Task objective -
All lines from the line containing "Give me the" up to and including the last line of the entries must be written out exactly, with no others.

Information shown -
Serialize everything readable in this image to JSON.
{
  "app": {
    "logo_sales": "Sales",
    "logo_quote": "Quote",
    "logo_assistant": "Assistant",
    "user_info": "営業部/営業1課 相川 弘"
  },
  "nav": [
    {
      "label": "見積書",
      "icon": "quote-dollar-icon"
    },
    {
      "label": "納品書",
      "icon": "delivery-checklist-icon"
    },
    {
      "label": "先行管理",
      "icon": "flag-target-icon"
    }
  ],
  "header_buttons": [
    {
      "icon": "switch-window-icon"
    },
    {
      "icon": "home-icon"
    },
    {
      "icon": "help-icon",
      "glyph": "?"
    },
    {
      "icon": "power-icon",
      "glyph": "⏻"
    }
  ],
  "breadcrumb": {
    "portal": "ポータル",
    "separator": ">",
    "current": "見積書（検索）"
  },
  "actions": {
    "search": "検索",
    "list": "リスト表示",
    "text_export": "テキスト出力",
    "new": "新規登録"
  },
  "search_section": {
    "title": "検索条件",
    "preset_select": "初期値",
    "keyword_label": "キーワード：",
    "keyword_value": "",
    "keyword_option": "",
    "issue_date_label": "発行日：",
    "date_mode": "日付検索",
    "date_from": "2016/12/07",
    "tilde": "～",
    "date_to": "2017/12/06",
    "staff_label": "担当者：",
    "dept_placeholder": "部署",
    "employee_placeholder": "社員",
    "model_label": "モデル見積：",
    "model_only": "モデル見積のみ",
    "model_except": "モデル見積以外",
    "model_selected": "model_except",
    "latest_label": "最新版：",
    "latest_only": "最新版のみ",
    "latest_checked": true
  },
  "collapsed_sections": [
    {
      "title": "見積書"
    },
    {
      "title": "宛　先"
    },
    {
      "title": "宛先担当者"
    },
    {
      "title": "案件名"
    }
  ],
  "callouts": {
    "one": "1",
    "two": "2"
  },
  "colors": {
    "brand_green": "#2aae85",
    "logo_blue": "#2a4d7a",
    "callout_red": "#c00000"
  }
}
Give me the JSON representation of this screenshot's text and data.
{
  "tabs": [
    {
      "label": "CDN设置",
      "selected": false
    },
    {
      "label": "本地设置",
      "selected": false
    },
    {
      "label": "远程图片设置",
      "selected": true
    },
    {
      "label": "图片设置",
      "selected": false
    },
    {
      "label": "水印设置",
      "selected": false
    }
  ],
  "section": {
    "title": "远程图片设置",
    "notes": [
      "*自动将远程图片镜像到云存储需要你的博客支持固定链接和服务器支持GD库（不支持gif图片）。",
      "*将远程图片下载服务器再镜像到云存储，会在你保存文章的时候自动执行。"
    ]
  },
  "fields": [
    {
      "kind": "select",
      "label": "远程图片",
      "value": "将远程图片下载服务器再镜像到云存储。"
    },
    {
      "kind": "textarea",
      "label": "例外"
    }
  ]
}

Solved problem -
Give me the JSON representation of this screenshot's text and data.
{
  "tabs": [
    {
      "label": "CDN设置",
      "selected": false
    },
    {
      "label": "本地设置",
      "selected": false
    },
    {
      "label": "远程图片设置",
      "selected": true
    },
    {
      "label": "图片设置",
      "selected": false
    },
    {
      "label": "水印设置",
      "selected": false
    }
  ],
  "section": {
    "title": "远程图片设置",
    "notes": [
      "*自动将远程图片镜像到云存储需要你的博客支持固定链接和服务器支持GD库（不支持gif图片）。",
      "*将远程图片下载服务器再镜像到云存储，会在你保存文章的时候自动执行。"
    ]
  },
  "fields": [
    {
      "kind": "select",
      "label": "远程图片",
      "value": "将远程图片下载服务器再镜像到云存储。"
    },
    {
      "kind": "textarea",
      "label": "例外"
    }
  ]
}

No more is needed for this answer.